The other project I’ve switched gears to is a long-running fantasy project that I have no immediate plans to publish, but that I work on between major projects or when I’m feeling demotivated about my current project. This summer, I intend to hammer out one of the major details of my fantasy world: the fashion. Luckily, I found a doll designing template on http://www.dolldivine.com for the Showtime series, “The Tudors” that features gowns and clothing visually similar to what I envisioned for my fantasy series. Also, the template is not so strict that I have to make things exactly in the way that designers of that time period would have done them, it allows me to take various clothing details from the period and mix and match them into the kind of outfit I was envisioning. I feel like I’m wasting a lot of time doing this, but the clothing worn by my characters is a lot of the times important to the central plot. (For example, one of my female characters helps free another from the dungeons by switching clothes with her.) However, I need to minimize the amount of time I’m spending on Doll Divine making dolls, because I found myself spending the entire afternoon yesterday just making duplicate outfits for one of my characters for a certain part of the book when she is probably going to be in her nightgown about 70% of the time. I think my next mini-maintenance project for my fantasy novel will be sorting out my world’s religious practices and customs, because I’m finding this is another hole in my world that I can’t visualize through what I’ve already written.
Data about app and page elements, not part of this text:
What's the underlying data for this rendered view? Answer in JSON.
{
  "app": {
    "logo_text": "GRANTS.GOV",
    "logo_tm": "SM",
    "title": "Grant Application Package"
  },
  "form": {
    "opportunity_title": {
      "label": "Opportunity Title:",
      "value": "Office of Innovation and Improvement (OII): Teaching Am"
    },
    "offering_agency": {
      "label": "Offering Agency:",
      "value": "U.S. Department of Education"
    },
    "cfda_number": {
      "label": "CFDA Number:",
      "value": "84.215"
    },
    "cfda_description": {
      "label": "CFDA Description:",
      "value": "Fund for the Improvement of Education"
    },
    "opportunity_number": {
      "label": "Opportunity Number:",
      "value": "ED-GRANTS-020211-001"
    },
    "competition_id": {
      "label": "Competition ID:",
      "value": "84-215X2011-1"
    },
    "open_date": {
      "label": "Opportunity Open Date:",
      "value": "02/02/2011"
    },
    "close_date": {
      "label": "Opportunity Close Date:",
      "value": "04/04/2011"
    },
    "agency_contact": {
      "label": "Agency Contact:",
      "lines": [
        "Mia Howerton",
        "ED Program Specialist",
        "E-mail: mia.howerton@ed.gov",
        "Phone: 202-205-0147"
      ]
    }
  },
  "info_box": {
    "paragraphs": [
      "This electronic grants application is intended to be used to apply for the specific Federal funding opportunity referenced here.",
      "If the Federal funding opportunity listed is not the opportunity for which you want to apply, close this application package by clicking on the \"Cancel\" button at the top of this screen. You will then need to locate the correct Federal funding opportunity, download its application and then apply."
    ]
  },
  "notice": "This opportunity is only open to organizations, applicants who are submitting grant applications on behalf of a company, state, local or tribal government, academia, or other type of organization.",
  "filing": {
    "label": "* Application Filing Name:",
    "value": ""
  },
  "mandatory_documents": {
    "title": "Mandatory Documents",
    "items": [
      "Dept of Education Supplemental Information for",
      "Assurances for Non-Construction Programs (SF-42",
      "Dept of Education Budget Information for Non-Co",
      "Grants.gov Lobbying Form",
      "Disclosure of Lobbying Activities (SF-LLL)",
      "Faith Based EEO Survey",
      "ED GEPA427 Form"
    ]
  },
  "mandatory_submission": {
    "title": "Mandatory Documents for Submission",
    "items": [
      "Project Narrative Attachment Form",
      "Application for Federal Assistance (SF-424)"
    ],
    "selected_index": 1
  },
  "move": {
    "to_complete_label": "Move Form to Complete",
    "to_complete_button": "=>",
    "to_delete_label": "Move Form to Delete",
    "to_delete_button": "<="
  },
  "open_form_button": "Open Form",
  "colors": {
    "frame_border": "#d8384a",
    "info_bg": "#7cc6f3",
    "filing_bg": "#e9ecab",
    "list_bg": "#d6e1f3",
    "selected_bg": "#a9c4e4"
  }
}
So where do you think I should go with Mind Terrorist? I’d love to hear opinions from people in the comments, especially if they have any experience dealing with severely mentally ill people. My problem is that I don’t want the story to suddenly become unrealistic, but I also don’t want it to turn into a hospital novel. Confining Lenore to a hospital would halt the action of the story dead in its tracks.  But again, telling a realistic story is also very important to me!